Only the number is needed: how many lines of the entries below contain the word "selected".

[Dataset records]
# # #

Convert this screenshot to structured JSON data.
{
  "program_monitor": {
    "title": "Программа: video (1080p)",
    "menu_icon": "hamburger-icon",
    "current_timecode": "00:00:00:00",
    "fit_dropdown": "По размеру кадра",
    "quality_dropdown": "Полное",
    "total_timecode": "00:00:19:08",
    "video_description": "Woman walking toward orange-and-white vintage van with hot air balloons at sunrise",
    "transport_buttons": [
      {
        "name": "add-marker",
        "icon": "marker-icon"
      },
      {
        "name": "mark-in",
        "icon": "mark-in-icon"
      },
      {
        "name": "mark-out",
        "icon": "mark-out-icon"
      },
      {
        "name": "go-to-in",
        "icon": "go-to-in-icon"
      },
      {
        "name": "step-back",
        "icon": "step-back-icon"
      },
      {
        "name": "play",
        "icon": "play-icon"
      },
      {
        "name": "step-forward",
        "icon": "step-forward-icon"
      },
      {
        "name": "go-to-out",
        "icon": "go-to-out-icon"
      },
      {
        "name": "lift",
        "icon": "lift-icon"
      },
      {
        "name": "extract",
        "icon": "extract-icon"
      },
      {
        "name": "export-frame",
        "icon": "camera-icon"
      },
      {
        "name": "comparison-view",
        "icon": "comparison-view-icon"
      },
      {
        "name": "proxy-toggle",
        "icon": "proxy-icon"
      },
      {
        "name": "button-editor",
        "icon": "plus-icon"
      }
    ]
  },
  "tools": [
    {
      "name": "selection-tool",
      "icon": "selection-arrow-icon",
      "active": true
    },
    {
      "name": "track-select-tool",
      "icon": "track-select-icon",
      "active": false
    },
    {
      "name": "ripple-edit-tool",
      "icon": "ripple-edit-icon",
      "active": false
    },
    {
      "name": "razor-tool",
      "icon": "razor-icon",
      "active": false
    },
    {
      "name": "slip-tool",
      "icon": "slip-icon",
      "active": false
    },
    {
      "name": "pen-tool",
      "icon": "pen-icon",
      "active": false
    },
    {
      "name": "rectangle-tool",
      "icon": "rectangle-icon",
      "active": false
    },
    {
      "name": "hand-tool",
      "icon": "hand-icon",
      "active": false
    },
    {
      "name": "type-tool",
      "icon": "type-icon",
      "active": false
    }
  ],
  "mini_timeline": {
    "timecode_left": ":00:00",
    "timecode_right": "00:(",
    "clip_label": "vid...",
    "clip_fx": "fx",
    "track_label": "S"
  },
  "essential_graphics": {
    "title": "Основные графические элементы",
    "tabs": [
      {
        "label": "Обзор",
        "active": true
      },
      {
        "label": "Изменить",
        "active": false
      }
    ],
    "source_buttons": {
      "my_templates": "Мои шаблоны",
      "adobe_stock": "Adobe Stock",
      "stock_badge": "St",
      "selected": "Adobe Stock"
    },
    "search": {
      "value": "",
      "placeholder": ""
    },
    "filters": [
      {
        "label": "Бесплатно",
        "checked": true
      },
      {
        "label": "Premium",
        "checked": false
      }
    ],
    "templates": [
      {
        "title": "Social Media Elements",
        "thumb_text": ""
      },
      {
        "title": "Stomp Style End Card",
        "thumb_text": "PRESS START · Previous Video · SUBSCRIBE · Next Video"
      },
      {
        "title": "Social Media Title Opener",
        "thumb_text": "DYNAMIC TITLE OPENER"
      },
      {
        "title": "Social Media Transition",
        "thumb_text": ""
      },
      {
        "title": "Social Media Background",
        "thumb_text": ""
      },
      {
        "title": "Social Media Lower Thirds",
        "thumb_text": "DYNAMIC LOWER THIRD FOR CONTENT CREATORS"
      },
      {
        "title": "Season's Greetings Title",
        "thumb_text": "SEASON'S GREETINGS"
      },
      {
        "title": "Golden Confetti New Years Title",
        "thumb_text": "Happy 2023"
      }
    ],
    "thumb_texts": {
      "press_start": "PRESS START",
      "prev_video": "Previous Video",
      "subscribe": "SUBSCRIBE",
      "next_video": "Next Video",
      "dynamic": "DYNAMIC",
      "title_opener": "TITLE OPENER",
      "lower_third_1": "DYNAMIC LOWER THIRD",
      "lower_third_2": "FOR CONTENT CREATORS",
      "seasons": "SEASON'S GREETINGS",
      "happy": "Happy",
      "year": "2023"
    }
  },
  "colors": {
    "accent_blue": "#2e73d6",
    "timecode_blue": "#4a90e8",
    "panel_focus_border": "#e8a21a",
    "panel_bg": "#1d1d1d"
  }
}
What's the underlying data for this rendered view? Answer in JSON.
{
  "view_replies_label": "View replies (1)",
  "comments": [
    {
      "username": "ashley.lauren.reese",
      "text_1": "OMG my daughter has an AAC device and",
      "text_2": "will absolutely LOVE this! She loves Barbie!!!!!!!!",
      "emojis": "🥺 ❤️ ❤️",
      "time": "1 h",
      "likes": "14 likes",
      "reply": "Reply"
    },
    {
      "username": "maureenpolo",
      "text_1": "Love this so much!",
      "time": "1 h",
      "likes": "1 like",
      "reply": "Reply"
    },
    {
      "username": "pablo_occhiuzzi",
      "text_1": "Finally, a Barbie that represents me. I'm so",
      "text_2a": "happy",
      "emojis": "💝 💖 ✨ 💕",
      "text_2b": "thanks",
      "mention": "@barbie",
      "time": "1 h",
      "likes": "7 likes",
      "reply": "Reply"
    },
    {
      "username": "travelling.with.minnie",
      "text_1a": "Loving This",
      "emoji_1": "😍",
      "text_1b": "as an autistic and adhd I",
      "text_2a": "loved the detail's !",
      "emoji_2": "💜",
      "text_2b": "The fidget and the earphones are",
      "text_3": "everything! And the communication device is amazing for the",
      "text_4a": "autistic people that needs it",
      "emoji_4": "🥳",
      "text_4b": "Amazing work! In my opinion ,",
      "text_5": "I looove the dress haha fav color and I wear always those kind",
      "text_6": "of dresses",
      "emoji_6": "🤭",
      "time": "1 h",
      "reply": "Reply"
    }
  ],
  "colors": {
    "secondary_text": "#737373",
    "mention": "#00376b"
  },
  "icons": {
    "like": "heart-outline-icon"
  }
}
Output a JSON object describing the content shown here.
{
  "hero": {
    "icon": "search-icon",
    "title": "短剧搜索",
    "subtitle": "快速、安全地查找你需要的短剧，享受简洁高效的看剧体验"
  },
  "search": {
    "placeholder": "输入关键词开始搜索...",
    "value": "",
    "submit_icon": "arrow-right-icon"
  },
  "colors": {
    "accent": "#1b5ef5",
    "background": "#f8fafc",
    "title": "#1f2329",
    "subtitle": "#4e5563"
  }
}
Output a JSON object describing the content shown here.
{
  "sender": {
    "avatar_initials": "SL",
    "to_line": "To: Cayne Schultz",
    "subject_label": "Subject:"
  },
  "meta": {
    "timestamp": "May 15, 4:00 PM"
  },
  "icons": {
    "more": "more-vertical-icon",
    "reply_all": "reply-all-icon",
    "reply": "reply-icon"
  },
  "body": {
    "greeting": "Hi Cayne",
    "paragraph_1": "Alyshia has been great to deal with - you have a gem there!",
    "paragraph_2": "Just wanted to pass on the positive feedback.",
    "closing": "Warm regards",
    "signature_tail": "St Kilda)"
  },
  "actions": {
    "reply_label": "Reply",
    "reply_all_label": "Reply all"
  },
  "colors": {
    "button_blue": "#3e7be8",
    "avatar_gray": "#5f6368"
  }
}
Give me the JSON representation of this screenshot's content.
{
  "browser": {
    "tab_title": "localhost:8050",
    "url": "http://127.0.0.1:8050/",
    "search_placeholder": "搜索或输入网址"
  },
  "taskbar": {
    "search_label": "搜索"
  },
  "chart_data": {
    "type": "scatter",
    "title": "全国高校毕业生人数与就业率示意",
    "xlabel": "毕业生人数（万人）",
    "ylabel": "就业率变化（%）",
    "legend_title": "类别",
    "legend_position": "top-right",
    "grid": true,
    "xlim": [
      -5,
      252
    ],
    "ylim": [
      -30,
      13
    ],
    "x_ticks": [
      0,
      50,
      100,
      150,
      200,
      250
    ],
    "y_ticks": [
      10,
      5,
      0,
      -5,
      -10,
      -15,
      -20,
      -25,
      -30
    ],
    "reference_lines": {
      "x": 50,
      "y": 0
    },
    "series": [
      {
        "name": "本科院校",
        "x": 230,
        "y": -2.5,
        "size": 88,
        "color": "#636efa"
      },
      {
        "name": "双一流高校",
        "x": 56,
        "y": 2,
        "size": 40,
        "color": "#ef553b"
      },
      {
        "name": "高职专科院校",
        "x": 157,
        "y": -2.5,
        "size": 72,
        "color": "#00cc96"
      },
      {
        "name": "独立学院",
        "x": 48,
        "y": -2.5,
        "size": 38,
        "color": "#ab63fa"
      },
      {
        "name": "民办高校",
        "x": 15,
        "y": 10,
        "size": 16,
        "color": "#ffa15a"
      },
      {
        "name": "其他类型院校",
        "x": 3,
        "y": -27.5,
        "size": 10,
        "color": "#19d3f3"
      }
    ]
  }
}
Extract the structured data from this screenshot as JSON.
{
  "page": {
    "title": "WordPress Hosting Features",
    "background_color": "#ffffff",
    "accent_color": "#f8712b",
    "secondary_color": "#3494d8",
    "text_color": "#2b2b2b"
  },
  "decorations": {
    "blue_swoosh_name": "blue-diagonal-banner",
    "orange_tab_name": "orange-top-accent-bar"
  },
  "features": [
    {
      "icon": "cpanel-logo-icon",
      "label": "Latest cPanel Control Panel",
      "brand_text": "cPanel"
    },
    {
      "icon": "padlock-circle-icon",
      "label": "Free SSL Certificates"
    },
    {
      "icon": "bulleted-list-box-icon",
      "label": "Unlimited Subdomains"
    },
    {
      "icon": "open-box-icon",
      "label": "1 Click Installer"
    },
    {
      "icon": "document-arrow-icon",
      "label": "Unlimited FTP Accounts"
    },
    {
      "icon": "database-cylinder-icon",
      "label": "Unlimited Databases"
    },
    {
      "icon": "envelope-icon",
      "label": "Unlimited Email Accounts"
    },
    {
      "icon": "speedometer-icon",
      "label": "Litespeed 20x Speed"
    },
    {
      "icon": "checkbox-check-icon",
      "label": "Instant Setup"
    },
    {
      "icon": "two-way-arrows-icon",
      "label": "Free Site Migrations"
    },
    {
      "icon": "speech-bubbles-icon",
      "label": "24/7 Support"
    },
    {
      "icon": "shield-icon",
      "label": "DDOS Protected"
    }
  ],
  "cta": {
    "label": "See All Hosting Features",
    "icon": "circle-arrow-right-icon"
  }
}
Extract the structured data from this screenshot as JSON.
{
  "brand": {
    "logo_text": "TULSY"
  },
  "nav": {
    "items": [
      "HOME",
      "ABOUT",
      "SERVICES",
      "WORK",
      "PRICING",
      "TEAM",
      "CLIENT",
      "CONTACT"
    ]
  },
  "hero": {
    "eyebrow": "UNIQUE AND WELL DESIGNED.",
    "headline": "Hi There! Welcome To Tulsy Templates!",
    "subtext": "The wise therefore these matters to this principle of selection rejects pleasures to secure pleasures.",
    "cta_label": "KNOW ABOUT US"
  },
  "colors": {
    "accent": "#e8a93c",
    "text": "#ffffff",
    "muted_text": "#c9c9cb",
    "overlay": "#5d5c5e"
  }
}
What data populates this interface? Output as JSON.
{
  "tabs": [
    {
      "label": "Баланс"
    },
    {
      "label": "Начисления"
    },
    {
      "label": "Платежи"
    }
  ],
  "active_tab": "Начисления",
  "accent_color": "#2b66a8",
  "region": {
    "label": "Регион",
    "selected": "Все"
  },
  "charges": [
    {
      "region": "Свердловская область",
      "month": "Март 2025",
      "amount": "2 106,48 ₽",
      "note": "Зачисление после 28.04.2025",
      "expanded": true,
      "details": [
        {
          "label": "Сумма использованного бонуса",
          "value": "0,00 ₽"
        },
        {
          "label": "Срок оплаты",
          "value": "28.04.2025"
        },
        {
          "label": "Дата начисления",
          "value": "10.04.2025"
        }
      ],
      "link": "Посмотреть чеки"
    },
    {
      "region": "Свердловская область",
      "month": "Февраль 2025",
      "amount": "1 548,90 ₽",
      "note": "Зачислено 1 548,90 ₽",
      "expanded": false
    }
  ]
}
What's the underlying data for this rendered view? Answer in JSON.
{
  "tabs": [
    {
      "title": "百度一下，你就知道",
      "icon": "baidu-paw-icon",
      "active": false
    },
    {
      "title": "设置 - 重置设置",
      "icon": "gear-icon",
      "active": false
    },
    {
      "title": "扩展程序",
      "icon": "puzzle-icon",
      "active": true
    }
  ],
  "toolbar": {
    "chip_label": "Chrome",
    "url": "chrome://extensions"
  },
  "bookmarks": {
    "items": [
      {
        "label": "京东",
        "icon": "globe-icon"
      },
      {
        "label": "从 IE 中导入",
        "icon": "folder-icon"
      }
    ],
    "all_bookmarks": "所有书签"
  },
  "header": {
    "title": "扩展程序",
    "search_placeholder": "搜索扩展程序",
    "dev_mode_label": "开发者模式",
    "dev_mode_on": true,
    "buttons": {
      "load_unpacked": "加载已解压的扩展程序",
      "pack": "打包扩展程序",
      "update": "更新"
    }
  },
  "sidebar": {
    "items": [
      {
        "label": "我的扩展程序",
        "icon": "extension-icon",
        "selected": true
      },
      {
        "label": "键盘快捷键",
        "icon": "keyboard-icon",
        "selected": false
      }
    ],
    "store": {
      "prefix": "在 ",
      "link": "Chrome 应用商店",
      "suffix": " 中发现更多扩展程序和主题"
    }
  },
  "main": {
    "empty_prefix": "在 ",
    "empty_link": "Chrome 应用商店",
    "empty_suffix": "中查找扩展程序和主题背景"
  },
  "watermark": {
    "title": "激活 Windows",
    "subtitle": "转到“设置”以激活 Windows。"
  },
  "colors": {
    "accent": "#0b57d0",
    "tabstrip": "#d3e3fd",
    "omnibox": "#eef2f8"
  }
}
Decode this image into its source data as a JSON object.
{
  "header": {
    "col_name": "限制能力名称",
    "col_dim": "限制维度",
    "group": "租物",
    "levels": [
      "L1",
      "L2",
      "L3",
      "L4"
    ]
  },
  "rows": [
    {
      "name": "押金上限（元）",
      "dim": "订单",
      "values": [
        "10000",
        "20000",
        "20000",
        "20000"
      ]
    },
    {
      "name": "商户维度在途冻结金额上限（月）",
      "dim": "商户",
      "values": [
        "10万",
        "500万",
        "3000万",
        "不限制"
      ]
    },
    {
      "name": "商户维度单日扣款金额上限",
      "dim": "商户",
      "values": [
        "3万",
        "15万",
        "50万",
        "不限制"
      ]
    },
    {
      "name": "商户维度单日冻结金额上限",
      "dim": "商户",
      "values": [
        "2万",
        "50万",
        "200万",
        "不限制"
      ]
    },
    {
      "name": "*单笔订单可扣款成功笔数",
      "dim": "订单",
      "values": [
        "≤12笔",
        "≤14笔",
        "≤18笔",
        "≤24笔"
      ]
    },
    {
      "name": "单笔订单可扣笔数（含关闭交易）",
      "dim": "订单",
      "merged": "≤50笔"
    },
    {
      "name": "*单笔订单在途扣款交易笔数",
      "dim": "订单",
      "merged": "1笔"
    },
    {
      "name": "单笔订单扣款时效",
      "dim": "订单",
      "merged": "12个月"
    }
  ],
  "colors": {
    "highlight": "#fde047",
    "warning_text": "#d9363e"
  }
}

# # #

YOUR SOLUTION:
4